Horace Edwards is an ordinary boy who’s just moved to Niles, Michigan. That is, until the start of 6th grade when he not only learns of the mysterious death of his grandfather, but also becomes the recipient of a strange inheritance. In his efforts to uncover the truth about his grandfather’s death and the secrets of his new inheritance, Horace finds himself transported back in time to the Ancient Egyptian city of Amarna. There he meets the future pharaoh, King Tut, and together these two boys become engaged in a dramatic fight to save the city from total destruction. In the process Horace discovers that he is the heir to an order of guardians, known as the Time Keepers. With help from two friends and a bully, Horace and Tut attempt to save the ancient city, stop the sale of Horace’s family farm, and protect a secret that lies at the very heart of Egypt’s existence, the magical power of the Benben Stone. However, their task won’t be easy. Tut’s uncle Smenk, is trying to erase the memory of Tut’s father from the pages of history and Tut with him. There is only one small problem with Smenk’s plan; he needs Horace’s magical scarab beetle to do it.
Book Two: The Search for the Lost Prophecy
In The Search for the Lost Prophecy, the sequel to The Secret of the Scarab Beetle, Horace continues to search for more information about the Time Keepers and his role in this secret order. After he discovers that the tree portal at his grandparents' farm is destroyed, Horace, along with his friends Anna and Milton, travels back in time to 1920s Detroit, hoping to learn more. There they meet keeper Herman at the Scarab Club and learn that someone is threatening the Time Keepers and the order's mission. Horace finds out that the mystical Benben Stone is being stored in a crypt back in present-day Niles, Michigan. And Horace is now tasked with keeping the sacred stone safe. Will the person or persons threatening the Order learn of Horace's true identity?
A Note to Readers
So much of the inspiration for this story is based on historical facts. The characters, the places, the names, and even many of the objects are real. I’ve always been drawn to the mysteries of history and, surprisingly, both Egypt and Michigan are full of them.
Horace’s name (which is also the name I gave my favorite stuffed animal as a kid) is connected to an Egyptian god and a famous resident in Niles, Michigan. Niles is a real town in the southwest of the state. It has a fascinating past dating to the early frontier first settled by the French. In the nineteenth century it was also an important stop on the Underground Railroad. An old museum called the Chapin House sits in the center of Niles, and houses many bizarre artifacts, including a two-headed sheep.
Although the Michigan Relics never made their way to Niles, they were a real and unexplained collection of objects found in the state in 1890.
The Egyptian artifacts and history mentioned in the story are real as well. The Benben Stone can be traced to the city of Heliopolis.
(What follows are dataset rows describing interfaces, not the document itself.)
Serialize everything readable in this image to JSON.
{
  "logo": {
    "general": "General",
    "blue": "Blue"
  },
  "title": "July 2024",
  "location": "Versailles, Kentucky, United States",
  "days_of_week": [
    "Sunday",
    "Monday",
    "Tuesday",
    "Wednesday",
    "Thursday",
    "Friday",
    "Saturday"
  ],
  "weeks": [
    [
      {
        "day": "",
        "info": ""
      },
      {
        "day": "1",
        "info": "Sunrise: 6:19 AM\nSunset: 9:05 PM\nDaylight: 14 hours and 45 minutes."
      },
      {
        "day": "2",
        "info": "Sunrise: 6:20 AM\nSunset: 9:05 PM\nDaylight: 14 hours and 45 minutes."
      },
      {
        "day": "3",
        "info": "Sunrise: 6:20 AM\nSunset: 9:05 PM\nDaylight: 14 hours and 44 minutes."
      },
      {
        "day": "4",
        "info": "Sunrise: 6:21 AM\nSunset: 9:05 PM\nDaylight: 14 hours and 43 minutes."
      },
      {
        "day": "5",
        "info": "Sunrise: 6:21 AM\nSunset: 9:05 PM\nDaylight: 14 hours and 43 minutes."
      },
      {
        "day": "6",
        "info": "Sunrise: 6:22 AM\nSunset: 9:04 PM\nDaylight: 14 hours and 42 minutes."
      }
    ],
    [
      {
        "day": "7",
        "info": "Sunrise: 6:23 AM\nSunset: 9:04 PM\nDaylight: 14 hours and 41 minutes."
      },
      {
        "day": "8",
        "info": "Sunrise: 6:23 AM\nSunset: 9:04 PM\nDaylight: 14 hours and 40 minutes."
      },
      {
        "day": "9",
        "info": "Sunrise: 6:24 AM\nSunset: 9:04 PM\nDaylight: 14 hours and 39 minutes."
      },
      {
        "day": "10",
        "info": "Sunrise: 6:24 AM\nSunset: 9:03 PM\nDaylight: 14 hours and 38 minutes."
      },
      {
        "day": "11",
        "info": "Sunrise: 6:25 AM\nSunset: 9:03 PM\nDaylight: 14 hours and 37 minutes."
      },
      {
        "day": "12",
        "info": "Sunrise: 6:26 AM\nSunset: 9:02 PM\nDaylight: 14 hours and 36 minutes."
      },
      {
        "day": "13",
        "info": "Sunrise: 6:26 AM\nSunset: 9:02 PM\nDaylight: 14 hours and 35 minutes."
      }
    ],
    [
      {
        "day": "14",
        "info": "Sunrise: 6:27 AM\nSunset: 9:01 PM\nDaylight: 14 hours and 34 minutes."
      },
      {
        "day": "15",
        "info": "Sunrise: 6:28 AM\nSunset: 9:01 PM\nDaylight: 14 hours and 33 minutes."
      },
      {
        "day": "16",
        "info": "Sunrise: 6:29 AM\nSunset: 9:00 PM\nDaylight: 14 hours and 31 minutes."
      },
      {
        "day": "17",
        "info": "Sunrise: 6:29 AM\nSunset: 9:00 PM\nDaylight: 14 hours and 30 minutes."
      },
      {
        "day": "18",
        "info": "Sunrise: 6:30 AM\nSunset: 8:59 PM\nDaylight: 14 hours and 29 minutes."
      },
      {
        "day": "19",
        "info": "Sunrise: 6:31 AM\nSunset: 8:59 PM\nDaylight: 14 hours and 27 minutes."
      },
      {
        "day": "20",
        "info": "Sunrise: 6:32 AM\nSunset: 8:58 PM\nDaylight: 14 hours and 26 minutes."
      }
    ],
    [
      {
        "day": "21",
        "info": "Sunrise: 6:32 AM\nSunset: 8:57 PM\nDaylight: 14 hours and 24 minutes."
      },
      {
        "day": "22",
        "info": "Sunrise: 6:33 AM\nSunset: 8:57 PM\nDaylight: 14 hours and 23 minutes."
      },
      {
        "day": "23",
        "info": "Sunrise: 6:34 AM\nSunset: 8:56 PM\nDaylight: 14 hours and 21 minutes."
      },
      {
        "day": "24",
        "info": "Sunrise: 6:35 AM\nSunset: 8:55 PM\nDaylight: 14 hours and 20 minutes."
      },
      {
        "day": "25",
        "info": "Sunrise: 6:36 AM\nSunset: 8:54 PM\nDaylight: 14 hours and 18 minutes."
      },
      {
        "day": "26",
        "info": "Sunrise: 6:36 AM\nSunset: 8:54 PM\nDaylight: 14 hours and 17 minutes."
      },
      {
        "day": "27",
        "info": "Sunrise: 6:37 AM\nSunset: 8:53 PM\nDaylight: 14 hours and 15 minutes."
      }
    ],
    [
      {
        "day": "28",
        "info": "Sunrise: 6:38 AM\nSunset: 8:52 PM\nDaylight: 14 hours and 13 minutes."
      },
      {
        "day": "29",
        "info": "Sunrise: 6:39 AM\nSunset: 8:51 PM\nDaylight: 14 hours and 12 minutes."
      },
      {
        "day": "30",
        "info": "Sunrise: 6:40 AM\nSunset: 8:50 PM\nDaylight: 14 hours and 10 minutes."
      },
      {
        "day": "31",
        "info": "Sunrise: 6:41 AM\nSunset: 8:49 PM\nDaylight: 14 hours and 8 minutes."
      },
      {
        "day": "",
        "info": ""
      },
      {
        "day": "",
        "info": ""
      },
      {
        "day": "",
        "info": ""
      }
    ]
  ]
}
The whereabouts of the stone remain a mystery, as does the location of Akhenaten’s burial site. Akhenaten and his city, Amarna, dramatically transformed three thousand years of Egyptian history before he died mysteriously, disappearing along with his city from the history books. The lost period of Amarna was only rediscovered in 1922, when Howard Carter stumbled upon King Tut’s sealed tomb in the Valley of the Kings. The discoveries inside opened a window onto a period of previously forgotten history. One of the discoveries, which left many Egyptologists bewildered by its beauty, was a blue scarab beetle.